Ray Yeagley, superintendent of schools in Rochester, N.H., agreed. “Effective filters and anti-spyware applications on our district’s computers have helped to reduce the spyware problem, but have not eliminated it,” he said. “In addition to being extremely annoying, the popups waste time, which translates into taxpayer dollars.”
Members of Congress are taking the threat seriously. At least three bills have been introduced to address the problem, with more likely to follow.
“There is no more pernicious, intrusive activity going on in the internet today” than spyware, said Rep. Joe Barton, R-Texas, chairman of the House Energy and Commerce Committee.
At a hearing April 29 before the panel’s subcommittee on commerce, trade, and consumer protection, computer makers and user groups urged Congress to address deceptive behavior, rather than ban categories of software. Citing a new Utah law, the groups said broad legislation could end up prohibiting legitimate practices and stifle innovation.
Members of the Federal Trade Commission (FTC) also urged caution as officials learn more about the problem and the best way to combat it.
“I do not believe legislation is the answer at this time,” said commission member Mozelle Thompson. “Instead, we should give industry the time to respond. Self-regulation combined with enforcement of existing laws might be the best way to go.”
The go-slow approach infuriated Barton, who said he intends to push a spyware bill through his committee–and the full House–this year.
“You like this stuff? You’re the only person in this country that wants spyware on their computer,” he told Howard Beales, the FTC’s consumer protection chief.
Barton urged FTC officials to work with the committee to draft a new law “instead of trying to defend something that’s indefensible.”
Beales said the FTC considers spyware a problem, but wants to make sure that legislation targets deceptive behavior while allowing legitimate uses. Some proposed solutions, such as requiring permission every time a user downloads a new program, “would make the process of installing new software extremely tedious,” Beales said.
Rep. Jay Inslee, D-Wash., whose district includes Kirkland, called it “absolutely astounding” that the FTC does not see a need for a new law “when we have hundreds of thousands of violations every day.” Inslee introduced a bill April 29 that would outlaw spyware programs designed to record web browsing habits and collect personal data without notice and consent of the user.
Rep. Mary Bono, R-Calif., has introduced a similar bill requiring that consumers receive a clear and conspicuous notice before downloading software. The bill would also require that third parties disclose their identity to the consumer, along with a valid eMail address.
Sens. Conrad Burns, R-Mont., Ron Wyden, D-Ore., and Barbara Boxer, D-Calif., have introduced a bill prohibiting installation of software on someone else’s computer without notice and consent. The bill also would require reasonable “uninstall” procedures for new software.
Educators polled by eSchool News were divided over whether such legislation would solve the problem.

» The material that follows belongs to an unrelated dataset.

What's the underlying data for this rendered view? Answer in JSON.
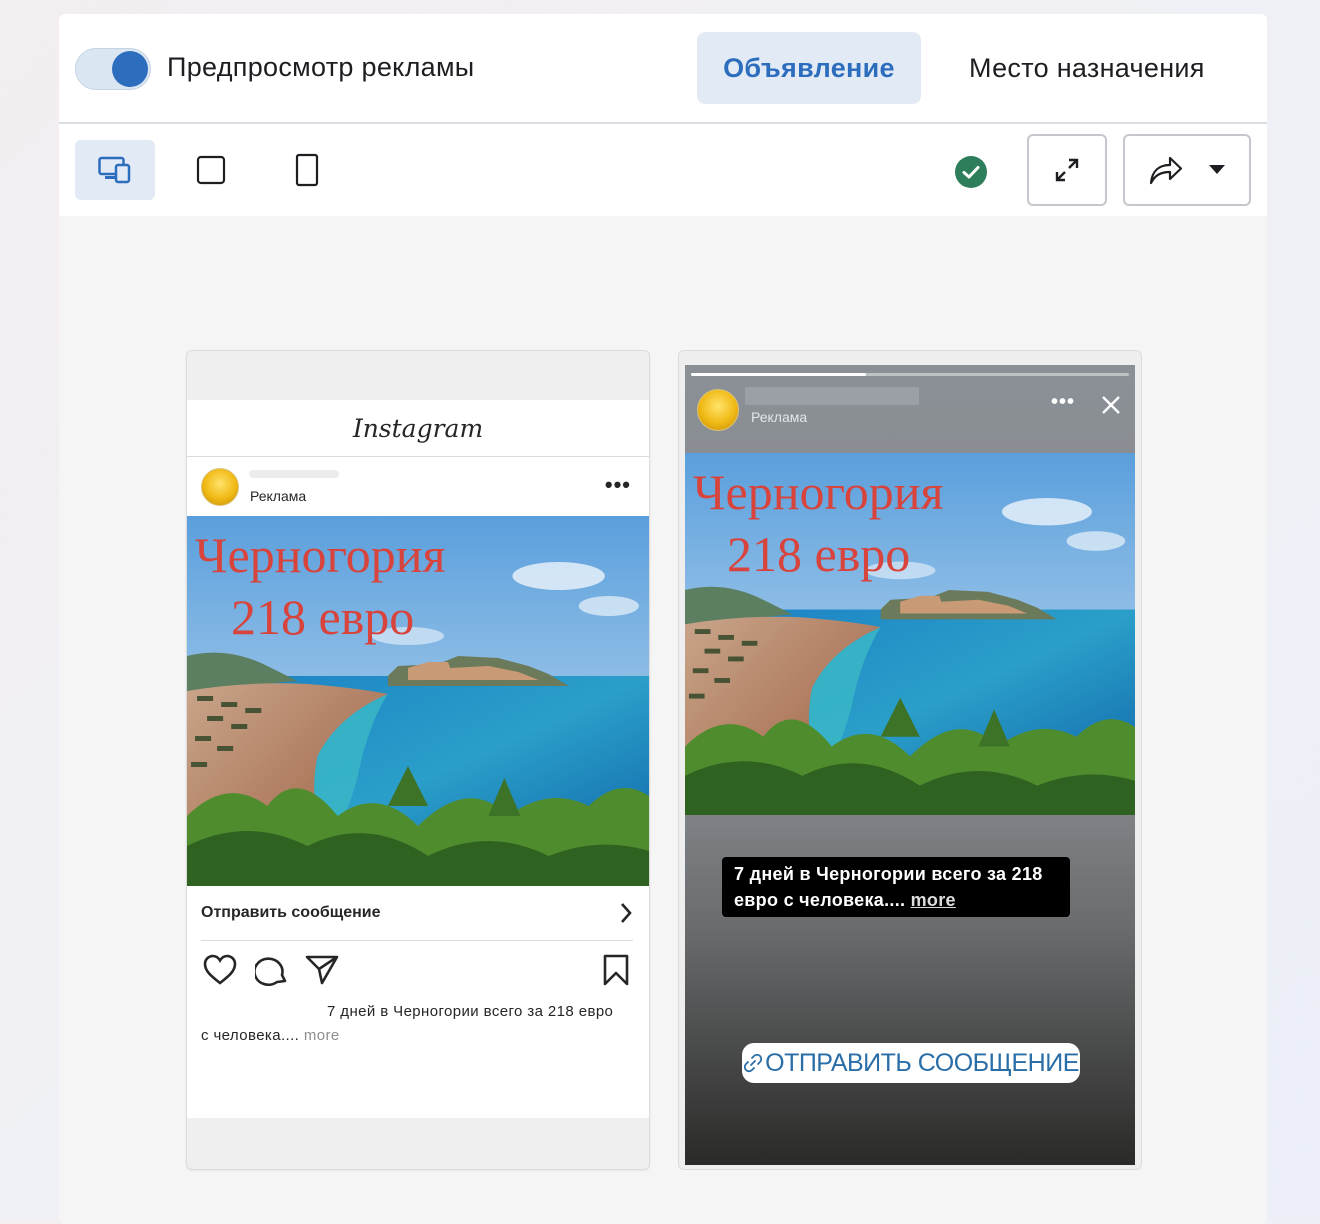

Marc Liebman, superintendent of the Marysville Joint Unified School District in California, agreed that Congress should pass some kind of legislation regulating spyware.
“While I am not sure that it will be effective, it gives people another legal tool if the problem can be traced and the culprits identified,” Liebman said. “I think that this type of legislation will go through Congress quickly, because it is different than spam … Spyware invades personal privacy, and that will be an easy sell.”

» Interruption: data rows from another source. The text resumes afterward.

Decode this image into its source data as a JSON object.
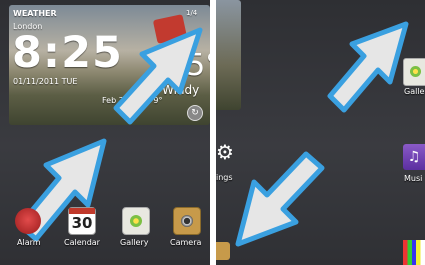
{
  "weather_widget": {
    "brand": "WEATHER",
    "city": "London",
    "time": "8:25",
    "date": "01/11/2011 TUE",
    "temperature": "15°",
    "condition": "Windy",
    "forecast": "Feb 24 16° / 9°",
    "page_indicator": "1/4"
  },
  "dock": {
    "apps": [
      {
        "label": "Alarm"
      },
      {
        "label": "Calendar",
        "day": "30"
      },
      {
        "label": "Gallery"
      },
      {
        "label": "Camera"
      }
    ]
  },
  "right_panel": {
    "labels": {
      "settings_partial": "ings",
      "gallery_partial": "Galle",
      "music_partial": "Musi"
    }
  },
  "colors": {
    "arrow_fill": "#e6e6e6",
    "arrow_outline": "#3aa0e0",
    "background": "#34353a"
  }
}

But Blue Valley’s Moore questioned whether new laws would do any good.
“Spyware is insidious, but I am not sure that another federal law that cannot be enforced is the answer,” he said. “The real question is, what’s next? Even if we get a good anti-spyware solution in place, what is the next internet threat to our enterprise computing environment? It is a very frustrating and costly issue.”
House Energy and Commerce Committee
Federal Trade Commission